EXERCISE REQUIREMENTS -
Going through the data below, copy out each line where the word "Latest" shows up.

PROVIDED ENTRIES -
——

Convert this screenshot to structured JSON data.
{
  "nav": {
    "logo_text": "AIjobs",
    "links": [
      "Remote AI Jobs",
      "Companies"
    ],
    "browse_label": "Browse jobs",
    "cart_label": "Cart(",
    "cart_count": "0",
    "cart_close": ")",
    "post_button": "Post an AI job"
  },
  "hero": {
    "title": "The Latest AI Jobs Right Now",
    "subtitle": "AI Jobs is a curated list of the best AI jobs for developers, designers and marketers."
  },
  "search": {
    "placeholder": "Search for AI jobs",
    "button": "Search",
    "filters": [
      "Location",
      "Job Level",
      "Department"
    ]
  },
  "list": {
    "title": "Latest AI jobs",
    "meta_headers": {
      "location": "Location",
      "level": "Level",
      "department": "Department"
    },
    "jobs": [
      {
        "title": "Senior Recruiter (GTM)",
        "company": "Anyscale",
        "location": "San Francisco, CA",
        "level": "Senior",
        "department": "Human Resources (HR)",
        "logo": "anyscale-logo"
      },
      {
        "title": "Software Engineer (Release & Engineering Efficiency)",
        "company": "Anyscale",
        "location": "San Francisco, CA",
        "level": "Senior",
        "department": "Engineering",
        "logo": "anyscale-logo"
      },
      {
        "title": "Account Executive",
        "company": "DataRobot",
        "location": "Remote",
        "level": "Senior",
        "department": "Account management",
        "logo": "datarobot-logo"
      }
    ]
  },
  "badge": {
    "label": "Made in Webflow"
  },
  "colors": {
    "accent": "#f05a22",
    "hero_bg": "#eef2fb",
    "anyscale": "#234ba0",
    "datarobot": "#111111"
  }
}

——

ANSWER FOR THE TASK -
    "title": "The Latest AI Jobs Right Now",
    "title": "Latest AI jobs",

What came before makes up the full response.